What to do -> Every line with "title" in it should be copied from the data.

Extracted material ->
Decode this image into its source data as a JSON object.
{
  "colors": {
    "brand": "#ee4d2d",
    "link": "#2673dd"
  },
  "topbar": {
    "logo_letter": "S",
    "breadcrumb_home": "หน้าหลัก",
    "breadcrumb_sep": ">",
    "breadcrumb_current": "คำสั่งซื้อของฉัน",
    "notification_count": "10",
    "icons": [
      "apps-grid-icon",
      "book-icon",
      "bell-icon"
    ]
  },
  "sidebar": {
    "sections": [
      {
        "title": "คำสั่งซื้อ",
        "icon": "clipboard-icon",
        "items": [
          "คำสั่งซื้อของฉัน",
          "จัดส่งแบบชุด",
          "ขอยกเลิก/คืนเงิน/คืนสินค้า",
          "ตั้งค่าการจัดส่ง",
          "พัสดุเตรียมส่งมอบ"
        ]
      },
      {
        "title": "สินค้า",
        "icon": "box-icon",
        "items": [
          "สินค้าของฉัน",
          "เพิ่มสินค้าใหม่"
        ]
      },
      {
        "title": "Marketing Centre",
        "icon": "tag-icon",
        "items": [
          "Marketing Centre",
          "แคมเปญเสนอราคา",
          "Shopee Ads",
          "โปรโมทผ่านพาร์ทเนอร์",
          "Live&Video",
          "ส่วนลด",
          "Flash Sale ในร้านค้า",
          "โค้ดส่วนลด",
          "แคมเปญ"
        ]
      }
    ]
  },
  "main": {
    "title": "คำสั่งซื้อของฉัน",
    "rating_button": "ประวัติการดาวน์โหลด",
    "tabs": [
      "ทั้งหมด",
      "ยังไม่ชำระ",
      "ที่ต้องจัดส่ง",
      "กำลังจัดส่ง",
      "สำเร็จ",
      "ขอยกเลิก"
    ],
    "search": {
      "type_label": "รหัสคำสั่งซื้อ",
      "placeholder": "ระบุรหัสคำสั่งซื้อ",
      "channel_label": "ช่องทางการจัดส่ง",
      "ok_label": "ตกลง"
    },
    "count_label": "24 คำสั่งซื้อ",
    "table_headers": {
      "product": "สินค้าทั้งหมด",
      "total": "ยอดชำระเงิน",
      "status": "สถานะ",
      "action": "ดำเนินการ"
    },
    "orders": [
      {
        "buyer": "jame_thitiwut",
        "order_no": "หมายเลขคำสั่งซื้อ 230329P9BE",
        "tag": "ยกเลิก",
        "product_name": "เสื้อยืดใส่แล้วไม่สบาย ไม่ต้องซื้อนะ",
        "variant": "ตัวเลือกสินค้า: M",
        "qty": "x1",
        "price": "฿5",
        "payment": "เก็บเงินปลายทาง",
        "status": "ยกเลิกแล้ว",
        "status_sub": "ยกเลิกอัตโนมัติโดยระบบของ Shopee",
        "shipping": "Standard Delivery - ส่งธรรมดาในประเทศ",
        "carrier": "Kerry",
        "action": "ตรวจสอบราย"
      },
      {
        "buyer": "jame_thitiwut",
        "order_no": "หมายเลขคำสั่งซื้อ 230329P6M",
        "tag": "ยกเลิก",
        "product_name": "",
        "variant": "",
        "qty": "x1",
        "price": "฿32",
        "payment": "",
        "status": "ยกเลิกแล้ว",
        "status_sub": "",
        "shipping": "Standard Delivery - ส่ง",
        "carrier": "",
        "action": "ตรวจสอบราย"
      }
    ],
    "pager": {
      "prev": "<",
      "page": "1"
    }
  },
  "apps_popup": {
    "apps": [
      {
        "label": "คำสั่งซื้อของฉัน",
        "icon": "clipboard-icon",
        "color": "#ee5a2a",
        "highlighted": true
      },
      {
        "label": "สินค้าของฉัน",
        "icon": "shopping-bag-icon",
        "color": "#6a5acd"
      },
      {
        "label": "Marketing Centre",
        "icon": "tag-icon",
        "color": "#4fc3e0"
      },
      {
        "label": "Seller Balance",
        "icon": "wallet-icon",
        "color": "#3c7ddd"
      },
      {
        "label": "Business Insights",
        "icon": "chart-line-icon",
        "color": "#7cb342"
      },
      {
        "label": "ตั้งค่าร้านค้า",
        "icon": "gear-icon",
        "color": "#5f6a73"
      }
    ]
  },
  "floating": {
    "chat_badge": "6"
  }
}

Exercise answer ->
        "title": "คำสั่งซื้อ",
        "title": "สินค้า",
        "title": "Marketing Centre",
    "title": "คำสั่งซื้อของฉัน",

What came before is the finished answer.